Work to complete – Nothing but the lines holding the string "الدردشة" should appear in the answer. Copy them from the entries.

Record excerpts –
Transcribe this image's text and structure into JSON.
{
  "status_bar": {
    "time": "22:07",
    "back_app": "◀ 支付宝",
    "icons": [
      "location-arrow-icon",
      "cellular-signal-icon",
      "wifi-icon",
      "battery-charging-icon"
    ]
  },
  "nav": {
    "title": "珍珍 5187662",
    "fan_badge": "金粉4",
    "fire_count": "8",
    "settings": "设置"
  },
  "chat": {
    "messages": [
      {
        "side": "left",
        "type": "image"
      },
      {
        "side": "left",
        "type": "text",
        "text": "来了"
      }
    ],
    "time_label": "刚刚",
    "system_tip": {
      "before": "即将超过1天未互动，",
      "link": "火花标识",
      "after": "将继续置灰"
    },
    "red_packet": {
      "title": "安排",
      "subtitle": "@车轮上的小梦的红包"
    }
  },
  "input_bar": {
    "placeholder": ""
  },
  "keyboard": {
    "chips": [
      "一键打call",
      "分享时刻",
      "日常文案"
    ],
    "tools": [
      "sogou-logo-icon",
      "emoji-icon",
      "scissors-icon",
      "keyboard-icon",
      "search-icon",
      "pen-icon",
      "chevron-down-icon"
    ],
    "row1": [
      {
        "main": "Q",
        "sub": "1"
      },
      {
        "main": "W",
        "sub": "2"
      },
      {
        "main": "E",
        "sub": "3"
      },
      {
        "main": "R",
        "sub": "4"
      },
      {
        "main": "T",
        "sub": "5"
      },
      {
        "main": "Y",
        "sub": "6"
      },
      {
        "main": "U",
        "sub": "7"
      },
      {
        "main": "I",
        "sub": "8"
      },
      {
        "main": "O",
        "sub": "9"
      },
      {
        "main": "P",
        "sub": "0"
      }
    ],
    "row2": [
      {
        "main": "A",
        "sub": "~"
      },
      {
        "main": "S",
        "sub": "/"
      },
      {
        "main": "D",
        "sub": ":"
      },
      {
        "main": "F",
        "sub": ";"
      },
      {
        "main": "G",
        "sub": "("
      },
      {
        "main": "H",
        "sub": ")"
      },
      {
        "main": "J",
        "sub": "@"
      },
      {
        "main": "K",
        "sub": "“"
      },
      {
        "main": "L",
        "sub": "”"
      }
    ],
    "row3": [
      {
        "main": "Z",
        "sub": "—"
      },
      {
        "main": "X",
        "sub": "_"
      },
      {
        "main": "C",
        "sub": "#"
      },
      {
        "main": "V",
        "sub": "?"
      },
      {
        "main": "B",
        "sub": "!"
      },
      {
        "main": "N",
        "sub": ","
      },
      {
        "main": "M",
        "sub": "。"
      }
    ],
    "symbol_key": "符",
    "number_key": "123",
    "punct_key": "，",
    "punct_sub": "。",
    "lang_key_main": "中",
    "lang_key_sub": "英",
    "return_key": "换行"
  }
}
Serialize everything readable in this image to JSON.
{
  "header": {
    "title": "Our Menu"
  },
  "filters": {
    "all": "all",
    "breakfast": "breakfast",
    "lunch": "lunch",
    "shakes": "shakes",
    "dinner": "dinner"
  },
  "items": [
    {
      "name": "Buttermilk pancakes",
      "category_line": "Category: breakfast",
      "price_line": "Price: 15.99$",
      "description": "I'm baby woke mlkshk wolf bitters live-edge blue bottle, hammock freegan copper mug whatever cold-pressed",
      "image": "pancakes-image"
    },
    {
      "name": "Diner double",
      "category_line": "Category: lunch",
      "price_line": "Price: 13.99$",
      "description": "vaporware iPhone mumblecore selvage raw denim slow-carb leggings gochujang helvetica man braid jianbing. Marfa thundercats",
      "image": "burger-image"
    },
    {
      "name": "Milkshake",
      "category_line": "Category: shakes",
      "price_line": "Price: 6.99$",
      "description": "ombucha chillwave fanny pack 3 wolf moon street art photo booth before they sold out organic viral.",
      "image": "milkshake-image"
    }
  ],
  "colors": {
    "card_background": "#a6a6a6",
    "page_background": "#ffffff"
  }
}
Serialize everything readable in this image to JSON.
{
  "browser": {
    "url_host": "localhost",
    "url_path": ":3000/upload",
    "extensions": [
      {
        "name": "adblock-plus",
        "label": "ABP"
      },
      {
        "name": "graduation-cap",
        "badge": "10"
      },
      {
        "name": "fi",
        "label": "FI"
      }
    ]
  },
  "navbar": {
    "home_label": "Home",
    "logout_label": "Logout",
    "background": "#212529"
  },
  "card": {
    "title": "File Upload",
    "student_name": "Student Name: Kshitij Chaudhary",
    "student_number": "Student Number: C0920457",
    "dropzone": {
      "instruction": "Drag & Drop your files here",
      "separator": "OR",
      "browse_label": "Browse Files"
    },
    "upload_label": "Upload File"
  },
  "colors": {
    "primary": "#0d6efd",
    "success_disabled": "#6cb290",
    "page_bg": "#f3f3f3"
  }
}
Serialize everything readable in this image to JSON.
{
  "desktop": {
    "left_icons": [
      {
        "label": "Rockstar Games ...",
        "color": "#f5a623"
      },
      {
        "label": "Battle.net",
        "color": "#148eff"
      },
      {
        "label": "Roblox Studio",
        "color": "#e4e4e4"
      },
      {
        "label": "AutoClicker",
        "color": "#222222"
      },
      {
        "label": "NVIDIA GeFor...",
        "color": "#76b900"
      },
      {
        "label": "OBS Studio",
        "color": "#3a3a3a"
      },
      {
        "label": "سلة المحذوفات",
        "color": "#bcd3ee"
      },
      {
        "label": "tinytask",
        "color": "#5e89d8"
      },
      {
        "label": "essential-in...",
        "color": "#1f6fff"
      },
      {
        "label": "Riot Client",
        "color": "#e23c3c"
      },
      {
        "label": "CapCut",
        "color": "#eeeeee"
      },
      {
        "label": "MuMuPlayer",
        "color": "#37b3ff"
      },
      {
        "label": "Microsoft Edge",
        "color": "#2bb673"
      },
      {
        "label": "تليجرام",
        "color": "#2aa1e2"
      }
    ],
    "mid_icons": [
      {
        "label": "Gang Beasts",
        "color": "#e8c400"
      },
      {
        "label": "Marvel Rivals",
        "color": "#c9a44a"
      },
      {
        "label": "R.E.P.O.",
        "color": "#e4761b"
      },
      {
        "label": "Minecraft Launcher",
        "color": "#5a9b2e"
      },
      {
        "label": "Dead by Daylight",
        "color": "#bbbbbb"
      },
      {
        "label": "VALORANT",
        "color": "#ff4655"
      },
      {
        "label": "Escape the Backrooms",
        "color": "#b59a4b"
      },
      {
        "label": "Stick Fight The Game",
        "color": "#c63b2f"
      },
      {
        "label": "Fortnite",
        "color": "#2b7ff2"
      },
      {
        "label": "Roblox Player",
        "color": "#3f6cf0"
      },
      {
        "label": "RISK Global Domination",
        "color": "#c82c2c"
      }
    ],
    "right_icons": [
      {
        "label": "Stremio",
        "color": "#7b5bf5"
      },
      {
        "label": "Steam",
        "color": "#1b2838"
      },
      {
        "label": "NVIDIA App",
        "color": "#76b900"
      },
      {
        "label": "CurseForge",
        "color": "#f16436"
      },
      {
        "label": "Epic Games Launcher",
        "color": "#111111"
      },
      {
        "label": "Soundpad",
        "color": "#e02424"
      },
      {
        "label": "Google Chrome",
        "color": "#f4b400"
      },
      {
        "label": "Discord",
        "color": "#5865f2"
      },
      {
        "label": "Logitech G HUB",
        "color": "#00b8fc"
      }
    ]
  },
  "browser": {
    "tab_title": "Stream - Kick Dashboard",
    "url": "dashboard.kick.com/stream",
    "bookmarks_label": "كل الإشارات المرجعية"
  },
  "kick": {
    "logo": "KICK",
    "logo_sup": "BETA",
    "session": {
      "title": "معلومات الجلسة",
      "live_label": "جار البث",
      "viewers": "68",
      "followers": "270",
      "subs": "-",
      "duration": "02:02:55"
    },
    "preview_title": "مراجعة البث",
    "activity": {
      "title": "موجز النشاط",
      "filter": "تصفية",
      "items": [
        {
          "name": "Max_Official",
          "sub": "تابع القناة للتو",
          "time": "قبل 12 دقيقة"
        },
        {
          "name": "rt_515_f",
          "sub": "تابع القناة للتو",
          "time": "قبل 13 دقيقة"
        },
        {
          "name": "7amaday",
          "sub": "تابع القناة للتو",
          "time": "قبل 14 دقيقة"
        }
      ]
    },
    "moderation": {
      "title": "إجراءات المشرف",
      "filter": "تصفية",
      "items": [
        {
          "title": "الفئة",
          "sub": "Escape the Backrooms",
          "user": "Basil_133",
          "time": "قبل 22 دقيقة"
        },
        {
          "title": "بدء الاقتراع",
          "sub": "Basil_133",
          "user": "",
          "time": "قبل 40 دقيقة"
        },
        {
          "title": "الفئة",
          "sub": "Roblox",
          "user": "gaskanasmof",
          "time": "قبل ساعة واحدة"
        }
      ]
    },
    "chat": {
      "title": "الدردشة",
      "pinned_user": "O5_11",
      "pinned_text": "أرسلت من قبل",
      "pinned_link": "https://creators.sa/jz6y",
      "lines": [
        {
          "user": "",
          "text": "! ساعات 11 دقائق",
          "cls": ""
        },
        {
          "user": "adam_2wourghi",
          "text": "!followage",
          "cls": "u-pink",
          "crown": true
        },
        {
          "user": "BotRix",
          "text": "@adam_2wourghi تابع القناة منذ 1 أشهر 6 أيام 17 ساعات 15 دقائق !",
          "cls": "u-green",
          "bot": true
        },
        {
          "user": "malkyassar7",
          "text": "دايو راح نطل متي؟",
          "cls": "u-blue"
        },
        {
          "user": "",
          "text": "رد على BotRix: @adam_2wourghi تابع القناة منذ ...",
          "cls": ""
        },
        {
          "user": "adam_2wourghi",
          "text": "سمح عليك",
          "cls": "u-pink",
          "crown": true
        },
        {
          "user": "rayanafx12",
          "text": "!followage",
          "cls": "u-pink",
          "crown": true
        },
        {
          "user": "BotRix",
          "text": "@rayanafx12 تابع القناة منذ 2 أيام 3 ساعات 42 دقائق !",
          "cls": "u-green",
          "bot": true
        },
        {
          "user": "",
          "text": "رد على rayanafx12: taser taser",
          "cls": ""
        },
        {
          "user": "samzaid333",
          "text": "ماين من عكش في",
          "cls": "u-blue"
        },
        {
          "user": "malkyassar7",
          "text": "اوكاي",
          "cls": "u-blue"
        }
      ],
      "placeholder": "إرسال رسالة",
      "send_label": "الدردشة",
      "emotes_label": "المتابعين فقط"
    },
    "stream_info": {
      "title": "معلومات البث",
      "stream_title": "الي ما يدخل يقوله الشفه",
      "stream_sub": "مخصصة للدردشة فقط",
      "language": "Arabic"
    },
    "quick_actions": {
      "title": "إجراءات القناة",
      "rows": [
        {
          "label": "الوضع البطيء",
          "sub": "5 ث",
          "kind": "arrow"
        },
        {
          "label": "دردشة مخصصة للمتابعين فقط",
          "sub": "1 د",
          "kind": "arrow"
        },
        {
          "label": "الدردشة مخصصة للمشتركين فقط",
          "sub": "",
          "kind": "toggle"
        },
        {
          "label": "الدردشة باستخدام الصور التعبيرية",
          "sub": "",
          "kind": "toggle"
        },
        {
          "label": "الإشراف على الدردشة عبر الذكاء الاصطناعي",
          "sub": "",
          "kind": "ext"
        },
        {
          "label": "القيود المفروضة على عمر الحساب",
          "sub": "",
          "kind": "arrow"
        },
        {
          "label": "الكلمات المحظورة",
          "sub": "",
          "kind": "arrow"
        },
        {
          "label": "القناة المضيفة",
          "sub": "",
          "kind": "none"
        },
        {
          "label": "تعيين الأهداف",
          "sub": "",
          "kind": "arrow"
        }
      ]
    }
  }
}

Solution below –
      "title": "الدردشة",
      "send_label": "الدردشة",
          "label": "الدردشة مخصصة للمشتركين فقط",
          "label": "الدردشة باستخدام الصور التعبيرية",
          "label": "الإشراف على الدردشة عبر الذكاء الاصطناعي",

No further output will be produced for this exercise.